The Chestnut Oak (sometimes referred to as a Rock Oak because it prefers rocky soils) grows along creeks and streambeds in western Virginia. The Chestnut Oak’s name comes from its leaf, which resembles a chestnut leaf.
Swamp Chestnut Oak (Quercus michauxii)
The Swamp Chestnut Oak is similar to the Chestnut Oak and features many of the same physical characteristics, including the characteristic chestnut-esque leaf. However, unlike the Chestnut Oak, the Swamp Chestnut Oak’s distribution is limited to eastern Virginia.
Live Oak (Quercus virginiana)

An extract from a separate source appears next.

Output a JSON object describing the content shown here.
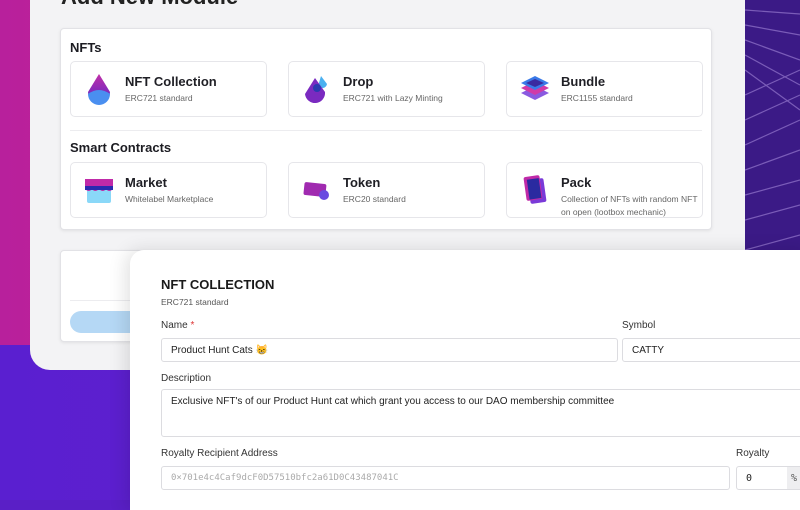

Live Oaks exhibit a stocky growth pattern, with wide, stout trunks and dense, spreading canopies. Live Oaks are a robust oak species; their wood, although hard to process, is prized for its density, strength, and durability.
Laurel Oak (Quercus laurifolia)
The Laurel Oak grows in southeastern Virginia in coastal habitats. It loves water and thrives in environments with frequent rain and loose, drainable soils. Laurel Oaks are rarely farmed or harvested for commercial applications.
Northern Red Oak (Quercus rubra)
The Northern Red Oak’s natural distribution covers the entire state of Virginia. In addition to Virginia, Northern Red Oaks are endemic to much of the eastern United States. The Northern Red Oak’s abundance and resilient wood make it an important timber crop in the United States.
Southern Red Oak (Quercus falcata)
Southern Red Oaks are endemic to much of Virginia but are absent from the most easterly of Virginia’s habitats. Like Northern Red Oaks, Southern Red Oaks have robust, decay-resistant wood. The strength of the Southern Red Oak’s wood makes it ideal for commercial construction applications.
Black Oak (Quercus velutina)
Black Oak is an adaptable species; its broad habitat tolerances allow the species to thrive in a wide range of habitats all across Virginia. In habitats with fertile, well-drained soils, the Black Oak can grow up to 80 feet tall.
Scarlet Oak (Quercus coccinea)
In Virginia, the Scarlet Oak is found everywhere except for a small part of southeastern Virginia. Scarlet Oaks is a robust oak species known for its drought tolerance and vigorous growth. The Scarlet Oak’s vigorous nature makes it a popular timber species.
Blackjack Oak (Quercus marilandica)
Blackjack Oak grows throughout Virginia (except along the Allegheny Mountains) in areas with poorly drained soils. The Blackjack Oak features a dark-brown, almost black bark. The Blackjack Oak also features a unique leaf that loosely resembles the foot of a duck.
Pin Oak (Quercus palustris)
Pin Oaks is a robust species of oak found predominantly in northern Virginia, with a few isolated pockets scattered throughout the state. Pin Oaks thrive in less than favorable habitats and are occasionally found in stands on land with poor soil conditions. Although hardy in nature, Pin Oak’s wood growth patterns make it unsuitable for many commercial uses, such as furniture building and flooring.
Water Oak (Quercus nigra)
In Virginia, the Water Oak’s range is limited to the southeast. The Water Oak exhibits an excurrent growth pattern and a rounded or pyramidal crown. The species has few commercial applications but is frequently planted as a shade species in southeast Virginia.
Willow Oak (Quercus Phellos)
Willow Oaks are found in east Virginia and prefer moist, well-draining soils. The Willow Oak’s name comes from the tree’s slender, lanceolate leaves that resemble willow leaves. Willow Oaks are fast-growing, long-lived species, making them popular choices for tree alleys in suburban neighborhoods.